Please check every line of the listing for "Gallery" and copy each line where it is found.

---

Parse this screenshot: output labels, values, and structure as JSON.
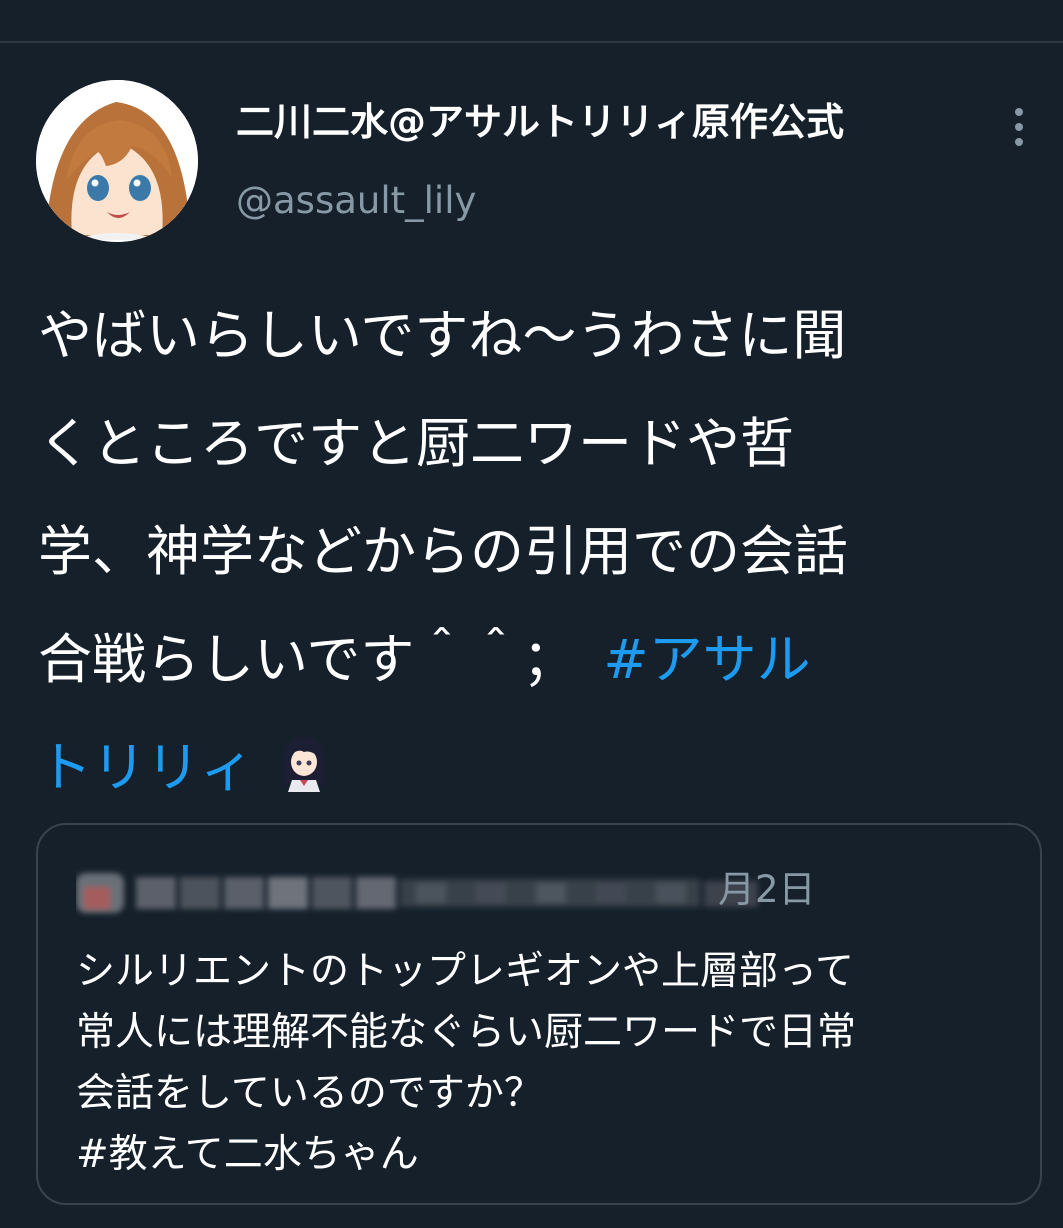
{
  "tweet": {
    "author": {
      "display_name": "二川二水@アサルトリリィ原作公式",
      "handle": "@assault_lily"
    },
    "text_lines": [
      "やばいらしいですね〜うわさに聞",
      "くところですと厨二ワードや哲",
      "学、神学などからの引用での会話",
      "合戦らしいです＾＾；　"
    ],
    "hashtag": {
      "part1": "#アサル",
      "part2": "トリリィ"
    },
    "emoji_icon": "assault-lily-character-emoji"
  },
  "quoted_tweet": {
    "author_blurred": true,
    "date": "月2日",
    "text_lines": [
      "シルリエントのトップレギオンや上層部って",
      "常人には理解不能なぐらい厨二ワードで日常",
      "会話をしているのですか？",
      "#教えて二水ちゃん"
    ]
  },
  "colors": {
    "background": "#15202b",
    "text": "#ffffff",
    "secondary_text": "#8899a6",
    "hashtag": "#1d9bf0",
    "border": "#38444d"
  }
}
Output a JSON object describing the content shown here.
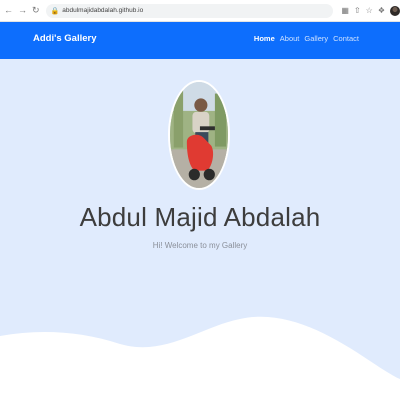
{
  "browser": {
    "url": "abdulmajidabdalah.github.io",
    "nav_icons": [
      "back-icon",
      "forward-icon",
      "reload-icon"
    ],
    "extension_icons": [
      "translate-icon",
      "share-icon",
      "star-icon",
      "puzzle-icon",
      "profile-avatar"
    ]
  },
  "navbar": {
    "brand": "Addi's Gallery",
    "links": [
      {
        "label": "Home",
        "active": true
      },
      {
        "label": "About",
        "active": false
      },
      {
        "label": "Gallery",
        "active": false
      },
      {
        "label": "Contact",
        "active": false
      }
    ],
    "color": "#0d6efd"
  },
  "hero": {
    "name": "Abdul Majid Abdalah",
    "tagline": "Hi! Welcome to my Gallery",
    "background": "#e0ebfd",
    "wave_color": "#ffffff"
  }
}
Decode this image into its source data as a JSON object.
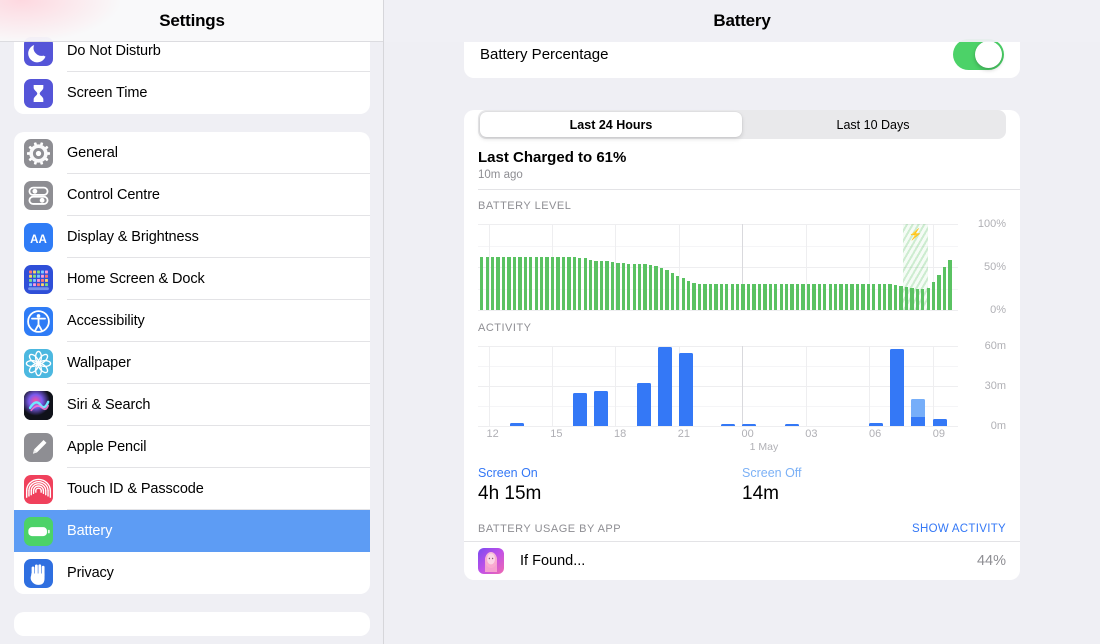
{
  "sidebar": {
    "header_title": "Settings",
    "group_top": [
      {
        "label": "Do Not Disturb",
        "icon": "moon-icon",
        "icon_bg": "#5555d8"
      },
      {
        "label": "Screen Time",
        "icon": "hourglass-icon",
        "icon_bg": "#5555d8"
      }
    ],
    "group_main": [
      {
        "label": "General",
        "icon": "gear-icon",
        "icon_bg": "#8e8e93"
      },
      {
        "label": "Control Centre",
        "icon": "sliders-icon",
        "icon_bg": "#8e8e93"
      },
      {
        "label": "Display & Brightness",
        "icon": "aa-icon",
        "icon_bg": "#2f7cf6"
      },
      {
        "label": "Home Screen & Dock",
        "icon": "app-grid-icon",
        "icon_bg": "#2f4fd8"
      },
      {
        "label": "Accessibility",
        "icon": "accessibility-icon",
        "icon_bg": "#2f7cf6"
      },
      {
        "label": "Wallpaper",
        "icon": "flower-icon",
        "icon_bg": "#4cb8e0"
      },
      {
        "label": "Siri & Search",
        "icon": "siri-icon",
        "icon_bg": "#1b1b1f"
      },
      {
        "label": "Apple Pencil",
        "icon": "pencil-icon",
        "icon_bg": "#8e8e93"
      },
      {
        "label": "Touch ID & Passcode",
        "icon": "fingerprint-icon",
        "icon_bg": "#f0415c"
      },
      {
        "label": "Battery",
        "icon": "battery-icon",
        "icon_bg": "#4cd268",
        "selected": true
      },
      {
        "label": "Privacy",
        "icon": "hand-icon",
        "icon_bg": "#2f6fe0"
      }
    ],
    "selected_color": "#5d9cf4"
  },
  "main": {
    "header_title": "Battery",
    "battery_percentage": {
      "label": "Battery Percentage",
      "enabled": true,
      "on_color": "#4cd268"
    },
    "segmented": {
      "options": [
        "Last 24 Hours",
        "Last 10 Days"
      ],
      "selected_index": 0
    },
    "last_charged": {
      "title": "Last Charged to 61%",
      "subtitle": "10m ago"
    },
    "screen_on": {
      "label": "Screen On",
      "value": "4h 15m"
    },
    "screen_off": {
      "label": "Screen Off",
      "value": "14m"
    },
    "usage": {
      "section_label": "BATTERY USAGE BY APP",
      "action_label": "SHOW ACTIVITY",
      "apps": [
        {
          "name": "If Found...",
          "percent": "44%"
        }
      ]
    }
  },
  "chart_data": [
    {
      "type": "bar",
      "title": "BATTERY LEVEL",
      "ylabel": "",
      "xlabel": "",
      "ylim": [
        0,
        100
      ],
      "ytick_labels": [
        "100%",
        "50%",
        "0%"
      ],
      "ytick_values": [
        100,
        50,
        0
      ],
      "xtick_labels": [
        "12",
        "15",
        "18",
        "21",
        "00",
        "03",
        "06",
        "09"
      ],
      "xtick_values": [
        12,
        15,
        18,
        21,
        24,
        27,
        30,
        33
      ],
      "x_range": [
        11.5,
        34.2
      ],
      "day_divider_at": 24,
      "day_divider_label": "1 May",
      "bar_color": "#5ac262",
      "grid": true,
      "charging_region": {
        "start": 31.6,
        "end": 32.8,
        "icon": "bolt-icon"
      },
      "values": [
        62,
        62,
        62,
        62,
        62,
        62,
        62,
        62,
        62,
        62,
        62,
        62,
        62,
        62,
        62,
        62,
        62,
        62,
        61,
        60,
        58,
        57,
        57,
        57,
        56,
        55,
        55,
        54,
        54,
        53,
        53,
        52,
        51,
        49,
        46,
        43,
        40,
        37,
        34,
        31,
        30,
        30,
        30,
        30,
        30,
        30,
        30,
        30,
        30,
        30,
        30,
        30,
        30,
        30,
        30,
        30,
        30,
        30,
        30,
        30,
        30,
        30,
        30,
        30,
        30,
        30,
        30,
        30,
        30,
        30,
        30,
        30,
        30,
        30,
        30,
        30,
        29,
        28,
        27,
        26,
        25,
        24,
        26,
        33,
        41,
        50,
        58
      ]
    },
    {
      "type": "bar",
      "title": "ACTIVITY",
      "stacked": true,
      "ylim": [
        0,
        60
      ],
      "ytick_labels": [
        "60m",
        "30m",
        "0m"
      ],
      "ytick_values": [
        60,
        30,
        0
      ],
      "xtick_labels": [
        "12",
        "15",
        "18",
        "21",
        "00",
        "03",
        "06",
        "09"
      ],
      "xtick_values": [
        12,
        15,
        18,
        21,
        24,
        27,
        30,
        33
      ],
      "x_range": [
        11.5,
        34.2
      ],
      "day_divider_at": 24,
      "day_divider_label": "1 May",
      "grid": true,
      "series": [
        {
          "name": "Screen On",
          "color": "#3478f6",
          "hours": [
            12,
            13,
            14,
            15,
            16,
            17,
            18,
            19,
            20,
            21,
            22,
            23,
            0,
            1,
            2,
            3,
            4,
            5,
            6,
            7,
            8,
            9,
            10
          ],
          "values": [
            0,
            2,
            0,
            0,
            25,
            26,
            0,
            32,
            59,
            55,
            0,
            1,
            1,
            0,
            1,
            0,
            0,
            0,
            2,
            58,
            7,
            5,
            0
          ]
        },
        {
          "name": "Screen Off",
          "color": "#76aef9",
          "hours": [
            12,
            13,
            14,
            15,
            16,
            17,
            18,
            19,
            20,
            21,
            22,
            23,
            0,
            1,
            2,
            3,
            4,
            5,
            6,
            7,
            8,
            9,
            10
          ],
          "values": [
            0,
            0,
            0,
            0,
            0,
            0,
            0,
            0,
            0,
            0,
            0,
            0,
            0,
            0,
            0,
            0,
            0,
            0,
            0,
            0,
            13,
            0,
            0
          ]
        }
      ]
    }
  ]
}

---

WRITTEN ANSWER
    "brand": "Addi's Gallery",
        "label": "Gallery",
    "tagline": "Hi! Welcome to my Gallery",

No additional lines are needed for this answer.